  • Keep blowing bubbles, watch them track them, and try to catch them before they burst.

Blowing bubbles is great for a baby’s visual development, object tracking, and hand-eye coordination.

Stacking Blocks

Babies start to be able to grasp objects at around six months, and playing with colorful blocks is a great activity for them.

How to Do It

  • Sit with your baby and show them the colorful blocks and stack them.
  • Let them grab and knock over the colorful blocks. 
  • Help them create their stacks with the blocks, encouraging their efforts.

Playing with and stacking blocks is great for a baby’s coordination, strengthening hand muscles, and grasping ability.

 

Baby Playing With Wooden Blocks

 

Blanket Peek-a-Boo

Put a slight twist on the classic peek-a-boo game, using a blanket as a prop. 

How to Do It

  • Make sure the baby has back support so they don’t fall, and have them sit facing you on the bed.
  • Pull a blanket over your head and say, “Where’s Mommy?” or “Where’d I Go?”.
  • Lower the blanket and look at them and say, “Peek-a-boo!”
  • Repeat, and they will begin to tug at the blanket to see your face!

Peek-a-boo is excellent for developing their curiosity, object permanence, and listening skills.

Related: Games for Babies: Play Time that Encourage Development

Story Time

While they might not understand the words, they’ll enjoy hearing your voice and colorful pictures.

How to Do It

  • With the baby sitting in your lap, read them a story and point at the pictures in the book.
  • Describe the pictures to the baby, like that is a cow and that is a barn.
  • Your baby may babble in attempts to say the words that they hear. Respond to these actions with praise and ask them questions.

Story Time helps with your little one’s listening skills and visual perception and to start understanding basic patterns.

Standing Leg Bounces

Standing leg bounces are a great way to get them an early feel for standing on their two feet.

How to Do It

  • Hold your baby vertically, between their arms, on a soft surface. 
  • Set their feet on the surface, put a little weight on the legs, and gently bounce them.
  • The baby will instinctively start to bounce with you after a few bounces.

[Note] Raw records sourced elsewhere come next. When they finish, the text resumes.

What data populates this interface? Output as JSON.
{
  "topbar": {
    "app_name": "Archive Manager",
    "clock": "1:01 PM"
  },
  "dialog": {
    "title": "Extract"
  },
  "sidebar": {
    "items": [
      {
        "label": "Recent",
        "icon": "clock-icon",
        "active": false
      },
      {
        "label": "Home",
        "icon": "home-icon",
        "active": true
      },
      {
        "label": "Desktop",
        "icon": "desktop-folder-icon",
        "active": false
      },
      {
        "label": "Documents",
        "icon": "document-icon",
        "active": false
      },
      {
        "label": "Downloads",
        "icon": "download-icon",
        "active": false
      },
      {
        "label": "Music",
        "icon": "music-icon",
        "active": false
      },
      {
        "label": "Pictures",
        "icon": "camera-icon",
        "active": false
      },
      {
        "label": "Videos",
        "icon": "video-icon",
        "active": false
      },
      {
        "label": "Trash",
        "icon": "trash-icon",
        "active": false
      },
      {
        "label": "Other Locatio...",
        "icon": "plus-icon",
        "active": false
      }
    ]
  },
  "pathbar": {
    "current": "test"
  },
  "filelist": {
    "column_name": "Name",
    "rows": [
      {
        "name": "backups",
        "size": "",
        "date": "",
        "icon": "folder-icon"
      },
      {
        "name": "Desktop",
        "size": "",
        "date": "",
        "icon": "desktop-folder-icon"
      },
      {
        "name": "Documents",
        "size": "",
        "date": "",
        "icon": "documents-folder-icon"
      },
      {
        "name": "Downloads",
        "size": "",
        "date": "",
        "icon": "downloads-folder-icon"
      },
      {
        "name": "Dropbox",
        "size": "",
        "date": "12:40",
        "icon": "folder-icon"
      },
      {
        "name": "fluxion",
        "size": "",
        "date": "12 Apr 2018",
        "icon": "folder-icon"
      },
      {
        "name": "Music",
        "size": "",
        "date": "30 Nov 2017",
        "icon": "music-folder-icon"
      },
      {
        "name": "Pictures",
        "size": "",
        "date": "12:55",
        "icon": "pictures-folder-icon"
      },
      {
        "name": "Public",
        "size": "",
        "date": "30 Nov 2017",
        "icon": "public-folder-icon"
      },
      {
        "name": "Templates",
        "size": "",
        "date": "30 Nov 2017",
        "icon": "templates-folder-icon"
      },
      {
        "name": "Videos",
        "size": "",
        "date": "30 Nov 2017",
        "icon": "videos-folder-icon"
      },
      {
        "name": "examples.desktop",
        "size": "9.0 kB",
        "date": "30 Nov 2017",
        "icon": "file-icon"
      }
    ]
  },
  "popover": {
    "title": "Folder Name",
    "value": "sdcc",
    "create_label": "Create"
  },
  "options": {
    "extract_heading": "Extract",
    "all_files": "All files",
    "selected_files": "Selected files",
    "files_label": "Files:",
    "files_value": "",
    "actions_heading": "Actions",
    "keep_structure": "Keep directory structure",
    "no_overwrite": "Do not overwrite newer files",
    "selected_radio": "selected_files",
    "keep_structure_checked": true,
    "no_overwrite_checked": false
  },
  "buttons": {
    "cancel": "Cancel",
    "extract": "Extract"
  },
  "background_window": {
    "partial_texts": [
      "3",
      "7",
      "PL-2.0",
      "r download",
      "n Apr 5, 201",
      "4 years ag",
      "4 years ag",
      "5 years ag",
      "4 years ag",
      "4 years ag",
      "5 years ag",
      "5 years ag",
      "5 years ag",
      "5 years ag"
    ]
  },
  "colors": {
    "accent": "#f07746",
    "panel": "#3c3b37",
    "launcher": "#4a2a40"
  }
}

Doing standing leg bounces helps them with their balance, muscle strength, and range of motion.

Baby Crunches

Your baby’s neck muscles are now strong enough to support the head. Keep the development going by working on crunches with them.

How to Do It

  • Sit on with your legs stretched out, with the baby laying on your legs with their feet towards you.
  • Holding your baby’s hands, gently pull their torso towards you until they are upright.
  • Sing to them or say silly things to amuse them and pull them into a sitting position.
  • Hold the positions for a few seconds and repeat.

Baby crunches can help with their gross motor skills and muscle control.

Who’s There?

Playing this game can be a lot of fun for you, your partner, and other family members.

How to Do It

  • Sit with the baby in the middle of a room.
  • Have your partner or another family member hide and call the baby’s name.
  • Watch the baby recognize the voice and their name and look around for who said it.
  • Encourage them by asking, “who’s there?” and pointing in the direction of the person.

Playing Who’s There is a great way to help with a baby’s auditory sense, knowing their name and sound location.

Want to learn more about 123 Baby Boxes and get freebies and discount codes? Click here to learn About Us and sign-up for our newsletter! 

 

Baby Playing With Stuffed Animals

 

Keep Your Six-Month-Old Busy With Activities That Aid Their Development

You can keep your six-month-old toddler busy with activities that can aid their development.

Playing simple games with them can help them build on some of their basic skills, like grabbing, imitating, stacking, and moving around with a bit of help.

Giving your little bundle of joy a subscription box from 123 Baby Box with curated, fun-filled, innovative products is a great way to keep them busy while they learn!

Spending time with your child doing fun interactive activities that aid in their development not only helps you build a stronger relationship with them. In addition, it helps them progress toward their developmental goals. 

Related: Parallel Play - Using Playtime to Encourage Social Development